diseased fish [Archive] - Fly Fishing Forum

: diseased fish

04-26-2002, 02:02 AM
I saw a massive fish working its way down the river bank today. Half its body was out of the water as it moved down river, and it had big white patches on its black back. I had no idea what kind of fish it was. I thought it might be some kind of carp. I tried to cast my fly to it, but it was quickly out of range. About an hour later, I saw the fish behind me on the other side of the river about 20 feet away in shallow water about 5 inches deep, so I spun around and cast my fly to him. I adjusted the position of my fly in the current so that it passed right over his nose, but he had no interest.

After about 10 casts, I heard a splash back on the other side of the river, so I turned and attempted to perform a pickup/forward cast from where my fly lay in the water. As I started forward, I felt a huge weight on my line. It was the monster, and he had taken my fly, or so I thought. He didn't fight at all but just made slow swimming motions, and I dragged him over to me like a log. When he got along side me, I could see that my fly had hooked the base of his dorsal fin. He was a huge, fat rainbow trout, and the big white spots on his black back were swollen blisters. If he had been healthy, I would have be waterskiing down the river as he made his runs, and I doubt my 6x tippet could have landed him. I unhooked him without touching him and he stayed about 3 feet from me slowly moving side to side in the slow current I was standing in.

Does anyone know what kind of disease that trout had?

Earlier, I also caught what I thought was a small brown trout but when I was getting the hook out of his mouth, I noticed the tell tale red slashes of a cutthroat trout underneath his jaw.

John Desjardins
04-26-2002, 09:29 AM
Per chance did the fish look like this. http://fraa.org/fungblnk.jpg
If so the cause is improper handling by another fisherman.

04-26-2002, 09:51 AM
John, that looks like UDN (ulcerative dermal necrosis) which apears periodically in wild Salmonids back in the UK. Mis-handling and removal of protective scales/slime could leave a fish vulnerable to the infection.

I did some scouting around and it seems that the underlying virus causing the disease has yet to be isolated. It seem most prevalent around spwaning time and fatalities are common at extended periods of high water temperatures.

Guidelines on various waters tend to vary as to what an angler should do when finding a fish in the condition newbie describes. Informing DEP would be a logical first step but should the fish be taken for examination?

John Desjardins
04-26-2002, 10:31 AM
I should have looked at the site I got that picture from before posting, and linked to this one insteadthis one instead (http://fraa.org/fungfish.htm).

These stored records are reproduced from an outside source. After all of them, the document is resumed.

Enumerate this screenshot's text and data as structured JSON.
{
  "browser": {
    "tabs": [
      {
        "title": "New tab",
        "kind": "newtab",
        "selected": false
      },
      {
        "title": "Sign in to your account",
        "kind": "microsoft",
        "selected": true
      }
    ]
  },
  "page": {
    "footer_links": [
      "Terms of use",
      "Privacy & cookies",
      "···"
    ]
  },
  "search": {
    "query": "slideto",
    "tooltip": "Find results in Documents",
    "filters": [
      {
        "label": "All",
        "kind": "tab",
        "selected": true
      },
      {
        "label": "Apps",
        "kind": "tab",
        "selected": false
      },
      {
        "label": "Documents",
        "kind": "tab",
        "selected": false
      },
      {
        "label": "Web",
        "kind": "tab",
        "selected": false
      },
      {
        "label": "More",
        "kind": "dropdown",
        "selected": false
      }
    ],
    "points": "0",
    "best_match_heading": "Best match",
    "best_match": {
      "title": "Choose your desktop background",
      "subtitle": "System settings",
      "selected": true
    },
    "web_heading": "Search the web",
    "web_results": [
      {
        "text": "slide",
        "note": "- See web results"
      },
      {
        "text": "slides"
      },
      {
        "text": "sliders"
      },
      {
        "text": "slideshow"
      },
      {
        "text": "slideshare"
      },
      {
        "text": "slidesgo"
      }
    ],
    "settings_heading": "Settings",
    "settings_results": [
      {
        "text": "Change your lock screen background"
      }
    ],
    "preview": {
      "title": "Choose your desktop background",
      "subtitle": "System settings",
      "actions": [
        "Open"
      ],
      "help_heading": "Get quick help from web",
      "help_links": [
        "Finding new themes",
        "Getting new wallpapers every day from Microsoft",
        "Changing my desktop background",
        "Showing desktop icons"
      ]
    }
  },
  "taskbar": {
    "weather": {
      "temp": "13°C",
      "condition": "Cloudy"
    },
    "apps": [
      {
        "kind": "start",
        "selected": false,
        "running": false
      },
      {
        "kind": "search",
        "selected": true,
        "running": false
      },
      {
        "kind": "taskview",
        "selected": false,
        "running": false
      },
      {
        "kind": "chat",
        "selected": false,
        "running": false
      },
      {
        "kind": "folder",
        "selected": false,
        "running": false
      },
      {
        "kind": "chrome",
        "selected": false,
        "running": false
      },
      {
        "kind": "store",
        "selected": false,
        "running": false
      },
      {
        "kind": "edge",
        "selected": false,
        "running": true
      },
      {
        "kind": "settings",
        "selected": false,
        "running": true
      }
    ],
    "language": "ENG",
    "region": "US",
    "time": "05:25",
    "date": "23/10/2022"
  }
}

Adrian, I hadn't heard of UDN. I'll have to look into it.

04-26-2002, 12:29 PM

That's it. What a shame! That rainbow was a beautiful fish with a black back and incredible rainbow coloring on its sides. Should I report that fish to some local authority?

04-26-2002, 03:18 PM

04-26-2002, 04:48 PM

Actually we get quite alot of that here in Arkansas. the common thought is that it is strictly due to mishandleing by fishermen. While I am certian that fishing pressure, water temperture, and a weakend fish due to spawning behavior are all part of our particular problem, I do not think that it is strictly due to fishermen. We have areas that are totally closed to fishing for months out of the year and fish in those areas still get this fungus. Another problem we have is Humped back fish. As well as fish that have a dark fraction of their body (ie head/tail or left/right). Most think that they are caused my brain damage from hooking or electro shocking of fish.

I would think that if your fish can survive from predation that she will be just fine. Once they can get their strength back they usually come back fine. We dodnt have that muc of a problem with our rainbows though so I'm guessing here.


04-26-2002, 04:50 PM
Holy smokes...spell check!!!